With all our glasses and goggles, we tested them in variety of conditions as well as both wooded and open trails, looking to see how all of these performance criteria measured up against optical clarity and contrast enhancement, so that we could ride faster and more confidently.

What to look out for when buying eyewear for mountain biking

Comfort and clarity are key when it comes to mountain bike glasses, so the frames have to fit well to the face and not move around on rough terrain. They have to fit without fouling against your helmet and offer good protection from debris and insects while also allowing air to circulate for ventilation. Ideally frames should come with replaceable lenses, so you can adapt them to different light conditions, and the lenses should be easy to switch with excellent optical clarity. Some glasses come with adjustable nose bridges and arms to custom tune to your head shape.

Which type of lens should I use?
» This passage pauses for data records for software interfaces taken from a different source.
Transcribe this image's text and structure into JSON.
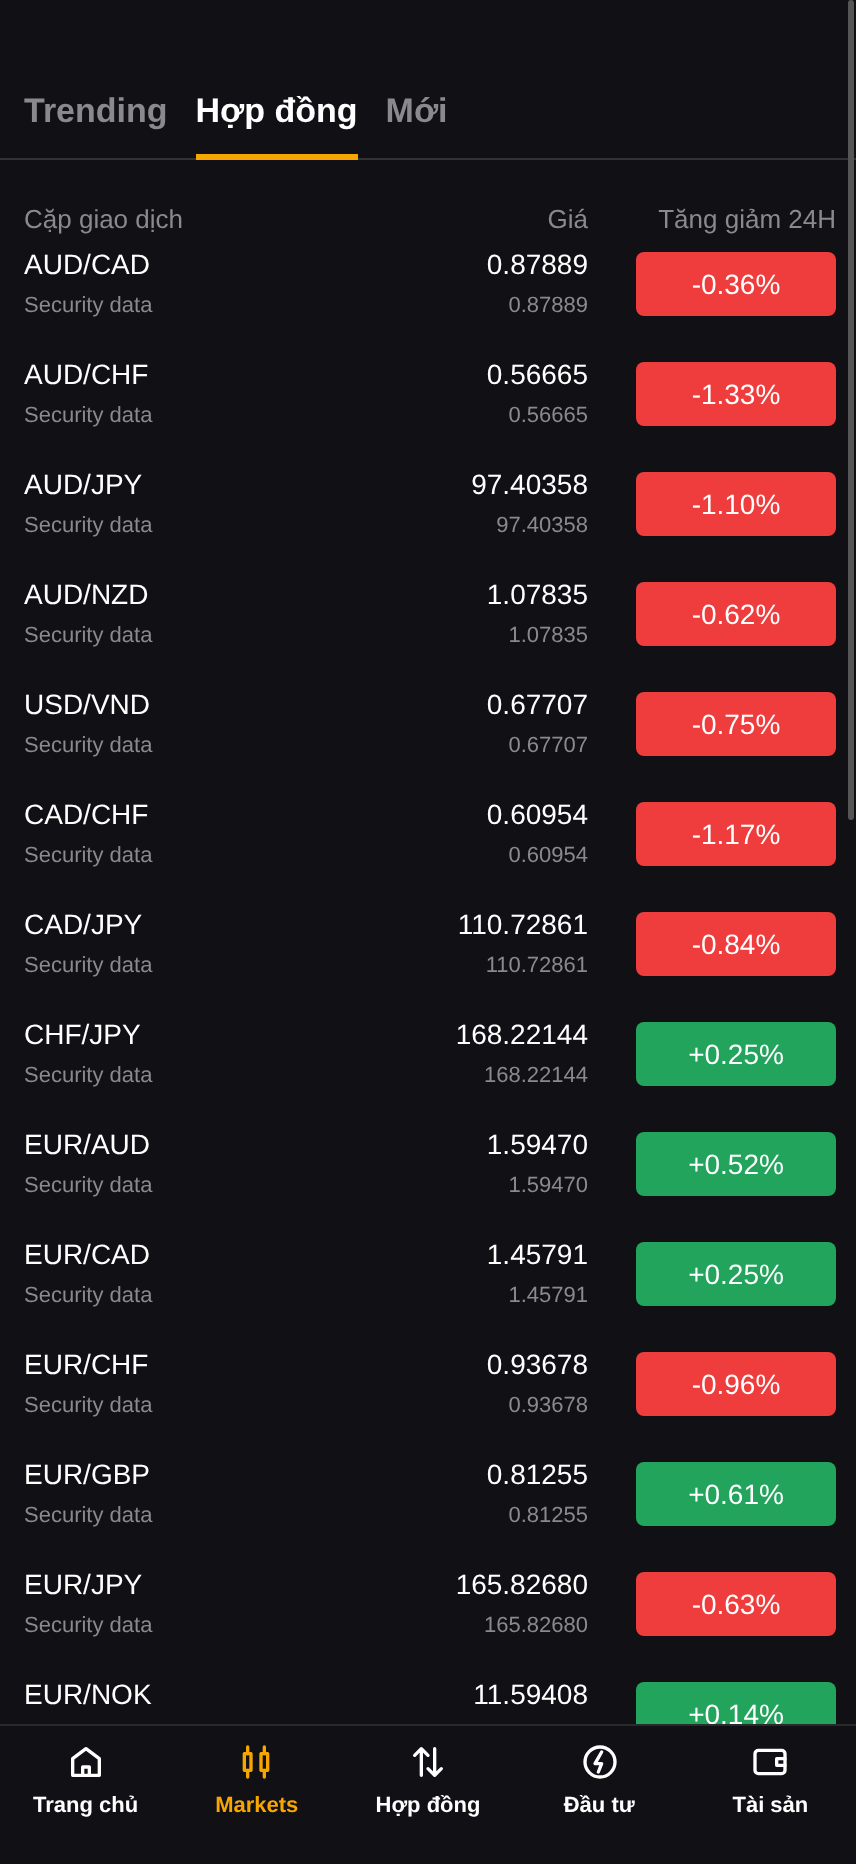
{
  "tabs": [
    {
      "label": "Trending",
      "selected": false
    },
    {
      "label": "Hợp đồng",
      "selected": true
    },
    {
      "label": "Mới",
      "selected": false
    }
  ],
  "columns": {
    "pair": "Cặp giao dịch",
    "price": "Giá",
    "change": "Tăng giảm 24H"
  },
  "rows": [
    {
      "pair": "AUD/CAD",
      "sub": "Security data",
      "price": "0.87889",
      "sub_price": "0.87889",
      "change": "-0.36%",
      "color": "#ef3c3c"
    },
    {
      "pair": "AUD/CHF",
      "sub": "Security data",
      "price": "0.56665",
      "sub_price": "0.56665",
      "change": "-1.33%",
      "color": "#ef3c3c"
    },
    {
      "pair": "AUD/JPY",
      "sub": "Security data",
      "price": "97.40358",
      "sub_price": "97.40358",
      "change": "-1.10%",
      "color": "#ef3c3c"
    },
    {
      "pair": "AUD/NZD",
      "sub": "Security data",
      "price": "1.07835",
      "sub_price": "1.07835",
      "change": "-0.62%",
      "color": "#ef3c3c"
    },
    {
      "pair": "USD/VND",
      "sub": "Security data",
      "price": "0.67707",
      "sub_price": "0.67707",
      "change": "-0.75%",
      "color": "#ef3c3c"
    },
    {
      "pair": "CAD/CHF",
      "sub": "Security data",
      "price": "0.60954",
      "sub_price": "0.60954",
      "change": "-1.17%",
      "color": "#ef3c3c"
    },
    {
      "pair": "CAD/JPY",
      "sub": "Security data",
      "price": "110.72861",
      "sub_price": "110.72861",
      "change": "-0.84%",
      "color": "#ef3c3c"
    },
    {
      "pair": "CHF/JPY",
      "sub": "Security data",
      "price": "168.22144",
      "sub_price": "168.22144",
      "change": "+0.25%",
      "color": "#22a45d"
    },
    {
      "pair": "EUR/AUD",
      "sub": "Security data",
      "price": "1.59470",
      "sub_price": "1.59470",
      "change": "+0.52%",
      "color": "#22a45d"
    },
    {
      "pair": "EUR/CAD",
      "sub": "Security data",
      "price": "1.45791",
      "sub_price": "1.45791",
      "change": "+0.25%",
      "color": "#22a45d"
    },
    {
      "pair": "EUR/CHF",
      "sub": "Security data",
      "price": "0.93678",
      "sub_price": "0.93678",
      "change": "-0.96%",
      "color": "#ef3c3c"
    },
    {
      "pair": "EUR/GBP",
      "sub": "Security data",
      "price": "0.81255",
      "sub_price": "0.81255",
      "change": "+0.61%",
      "color": "#22a45d"
    },
    {
      "pair": "EUR/JPY",
      "sub": "Security data",
      "price": "165.82680",
      "sub_price": "165.82680",
      "change": "-0.63%",
      "color": "#ef3c3c"
    },
    {
      "pair": "EUR/NOK",
      "price": "11.59408",
      "change": "+0.14%",
      "color": "#22a45d"
    }
  ],
  "nav": [
    {
      "label": "Trang chủ",
      "kind": "home",
      "selected": false
    },
    {
      "label": "Markets",
      "kind": "candles",
      "selected": true
    },
    {
      "label": "Hợp đồng",
      "kind": "arrows",
      "selected": false
    },
    {
      "label": "Đầu tư",
      "kind": "bolt",
      "selected": false
    },
    {
      "label": "Tài sản",
      "kind": "wallet",
      "selected": false
    }
  ]
}
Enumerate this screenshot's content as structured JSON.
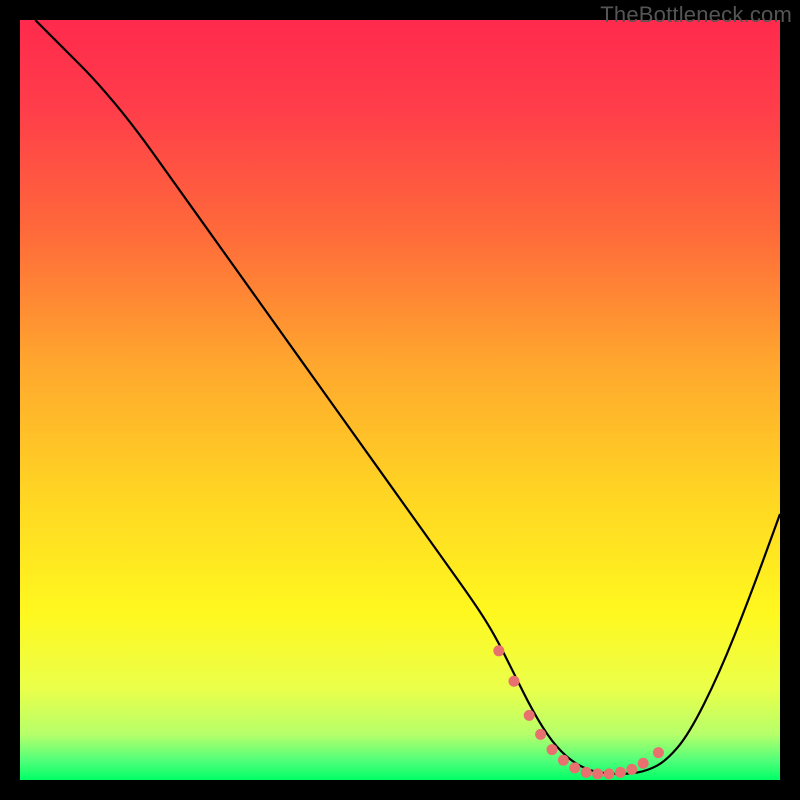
{
  "watermark": "TheBottleneck.com",
  "gradient": {
    "stops": [
      {
        "offset": 0.0,
        "color": "#ff2a4d"
      },
      {
        "offset": 0.12,
        "color": "#ff3e4a"
      },
      {
        "offset": 0.28,
        "color": "#ff6a3a"
      },
      {
        "offset": 0.45,
        "color": "#ffa62e"
      },
      {
        "offset": 0.62,
        "color": "#ffd423"
      },
      {
        "offset": 0.78,
        "color": "#fff81f"
      },
      {
        "offset": 0.88,
        "color": "#eaff4a"
      },
      {
        "offset": 0.94,
        "color": "#b6ff6a"
      },
      {
        "offset": 0.975,
        "color": "#4fff7a"
      },
      {
        "offset": 1.0,
        "color": "#00ff66"
      }
    ]
  },
  "colors": {
    "curve": "#000000",
    "markers": "#e8706f",
    "background": "#000000"
  },
  "chart_data": {
    "type": "line",
    "title": "",
    "xlabel": "",
    "ylabel": "",
    "xlim": [
      0,
      100
    ],
    "ylim": [
      0,
      100
    ],
    "grid": false,
    "series": [
      {
        "name": "bottleneck-curve",
        "x": [
          2,
          6,
          10,
          15,
          20,
          25,
          30,
          35,
          40,
          45,
          50,
          55,
          60,
          62.5,
          65,
          67.5,
          70,
          72.5,
          75,
          77.5,
          80,
          82.5,
          85,
          88,
          92,
          96,
          100
        ],
        "y": [
          100,
          96,
          92,
          86,
          79,
          72,
          65,
          58,
          51,
          44,
          37,
          30,
          23,
          19,
          14,
          9,
          5,
          2.5,
          1.2,
          0.8,
          0.8,
          1.2,
          2.5,
          6,
          14,
          24,
          35
        ]
      }
    ],
    "marker_points": {
      "name": "flat-region-markers",
      "x": [
        63,
        65,
        67,
        68.5,
        70,
        71.5,
        73,
        74.5,
        76,
        77.5,
        79,
        80.5,
        82,
        84
      ],
      "y": [
        17,
        13,
        8.5,
        6,
        4,
        2.6,
        1.6,
        1.0,
        0.8,
        0.8,
        1.0,
        1.4,
        2.2,
        3.6
      ]
    }
  }
}
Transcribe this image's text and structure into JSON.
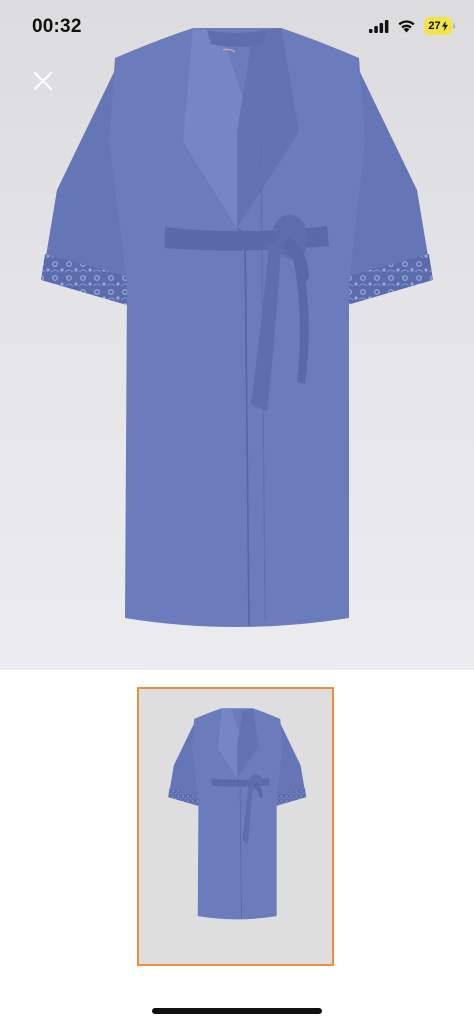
{
  "status_bar": {
    "time": "00:32",
    "battery_level": "27",
    "signal_icon": "cellular-signal-icon",
    "wifi_icon": "wifi-icon",
    "battery_charging": true
  },
  "viewer": {
    "close_icon": "close-icon",
    "main_image": "blue-kimono-robe-front",
    "thumbnails": [
      {
        "image": "blue-kimono-robe-front",
        "selected": true
      }
    ],
    "selection_color": "#f08c3c",
    "robe_color": "#6a7cbd"
  }
}
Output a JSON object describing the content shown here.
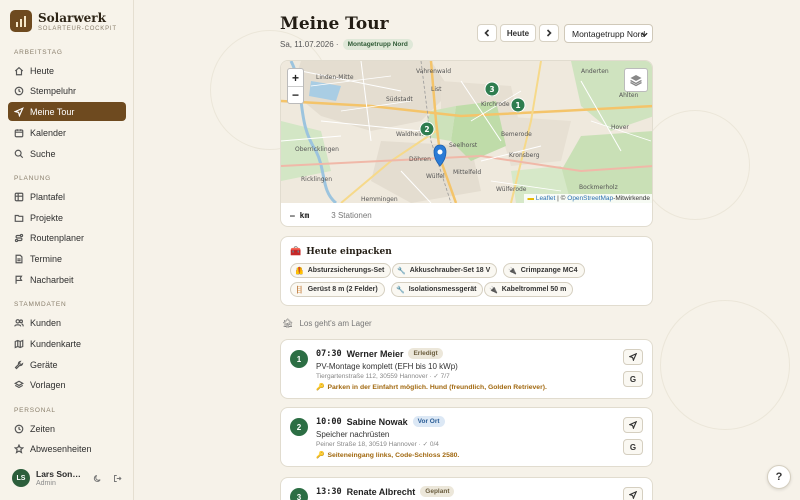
{
  "brand": {
    "name": "Solarwerk",
    "subtitle": "SOLARTEUR-COCKPIT"
  },
  "sidebar": {
    "sections": {
      "arbeitstag": "ARBEITSTAG",
      "planung": "PLANUNG",
      "stammdaten": "STAMMDATEN",
      "personal": "PERSONAL"
    },
    "items": [
      {
        "label": "Heute",
        "icon": "home-icon"
      },
      {
        "label": "Stempeluhr",
        "icon": "clock-icon"
      },
      {
        "label": "Meine Tour",
        "icon": "navigation-icon",
        "active": true
      },
      {
        "label": "Kalender",
        "icon": "calendar-icon"
      },
      {
        "label": "Suche",
        "icon": "search-icon"
      },
      {
        "label": "Plantafel",
        "icon": "grid-icon"
      },
      {
        "label": "Projekte",
        "icon": "folder-icon"
      },
      {
        "label": "Routenplaner",
        "icon": "route-icon"
      },
      {
        "label": "Termine",
        "icon": "document-icon"
      },
      {
        "label": "Nacharbeit",
        "icon": "flag-icon"
      },
      {
        "label": "Kunden",
        "icon": "users-icon"
      },
      {
        "label": "Kundenkarte",
        "icon": "map-icon"
      },
      {
        "label": "Geräte",
        "icon": "wrench-icon"
      },
      {
        "label": "Vorlagen",
        "icon": "layers-icon"
      },
      {
        "label": "Zeiten",
        "icon": "clock-icon"
      },
      {
        "label": "Abwesenheiten",
        "icon": "star-icon"
      }
    ]
  },
  "user": {
    "initials": "LS",
    "name": "Lars Sonnberg",
    "role": "Admin"
  },
  "header": {
    "title": "Meine Tour",
    "date": "Sa, 11.07.2026 ·",
    "team_badge": "Montagetrupp Nord",
    "today_button": "Heute",
    "team_select": "Montagetrupp Nord"
  },
  "map": {
    "zoom_in": "+",
    "zoom_out": "−",
    "attribution_leaflet": "Leaflet",
    "attribution_sep": " | © ",
    "attribution_osm": "OpenStreetMap",
    "attribution_rest": "-Mitwirkende",
    "place_labels": [
      "Linden-Mitte",
      "Vahrenwald",
      "List",
      "Südstadt",
      "Waldheim",
      "Kirchrode",
      "Bemerode",
      "Seelhorst",
      "Döhren",
      "Wülfel",
      "Mittelfeld",
      "Kronsberg",
      "Oberricklingen",
      "Hemmingen",
      "Hover",
      "Bockmerholz",
      "Ahlten",
      "Anderten",
      "Wülferode",
      "Ricklingen"
    ],
    "markers": [
      "1",
      "2",
      "3"
    ],
    "distance": "– km",
    "stations": "3 Stationen"
  },
  "pack": {
    "title": "Heute einpacken",
    "items": [
      {
        "label": "Absturzsicherungs-Set",
        "icon": "🦺"
      },
      {
        "label": "Akkuschrauber-Set 18 V",
        "icon": "🔧"
      },
      {
        "label": "Crimpzange MC4",
        "icon": "🔌"
      },
      {
        "label": "Gerüst 8 m (2 Felder)",
        "icon": "🪜"
      },
      {
        "label": "Isolationsmessgerät",
        "icon": "🔧"
      },
      {
        "label": "Kabeltrommel 50 m",
        "icon": "🔌"
      }
    ]
  },
  "lager_text": "Los geht's am Lager",
  "stops": [
    {
      "num": "1",
      "time": "07:30",
      "name": "Werner Meier",
      "status": "Erledigt",
      "task": "PV-Montage komplett (EFH bis 10 kWp)",
      "address": "Tiergartenstraße 112, 30559 Hannover · ✓ 7/7",
      "note": "Parken in der Einfahrt möglich. Hund (freundlich, Golden Retriever).",
      "g_label": "G"
    },
    {
      "num": "2",
      "time": "10:00",
      "name": "Sabine Nowak",
      "status": "Vor Ort",
      "task": "Speicher nachrüsten",
      "address": "Peiner Straße 18, 30519 Hannover · ✓ 0/4",
      "note": "Seiteneingang links, Code-Schloss 2580.",
      "g_label": "G"
    },
    {
      "num": "3",
      "time": "13:30",
      "name": "Renate Albrecht",
      "status": "Geplant",
      "task": "",
      "address": "",
      "note": "",
      "g_label": "G"
    }
  ],
  "help_label": "?",
  "colors": {
    "brand": "#6e4a1f",
    "green": "#2c6e44",
    "marker": "#2e7d4f",
    "location": "#2b7bd6"
  }
}
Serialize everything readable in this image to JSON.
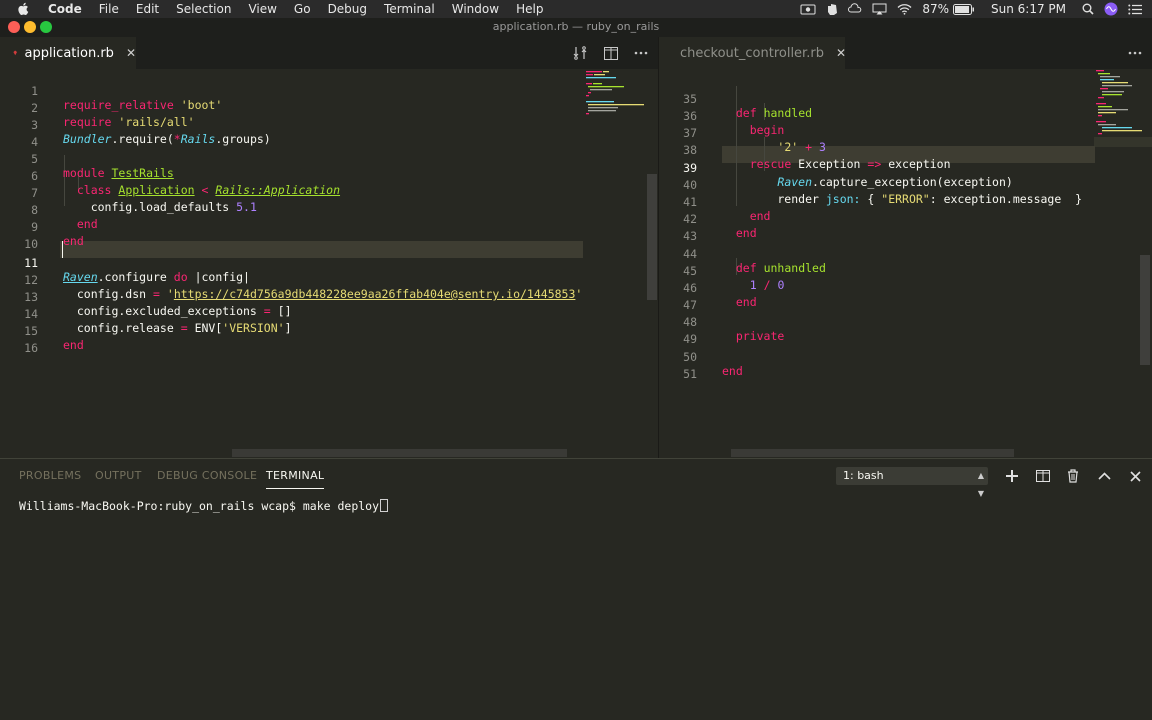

Make sure the glasses you use for mountain biking have a polycarbonate lens – you don’t want shattered glass near your eyes in the event of a crash. Lenses come in a veritable rainbow of colours and tints, but mostly boil down to clear, contrast-enhancing coloured tints and darker/mirrored tints for bright, sunny conditions. Yellow or rose tints can help increase contrast in low-light conditions, but they will cut the amount of light reaching your eyes, so can often make things seem darker when it’s really gloomy – they’re better for bright days in dark woods. On gloomy winter days we’d recommend a simple clear lens. All you want in these situations is protection from your eyes from debris (and wind, which can cause watering). If you’re riding in wide-open wilderness, such as in the mountains, and there’s little tree cover, choose a dark tinted or mirrored lens (if you want to look flash). Mirrored lenses can help enhance contrast, but they generally come with a premium price tag. Finally there are photochromic lenses that ‘automatically’ adjust to the light conditions. These can work well if you’re in the trees for a decent length of time, then in the open for a while, but don’t react quickly enough to cope with trails that rapidly switch from tree-lined to open.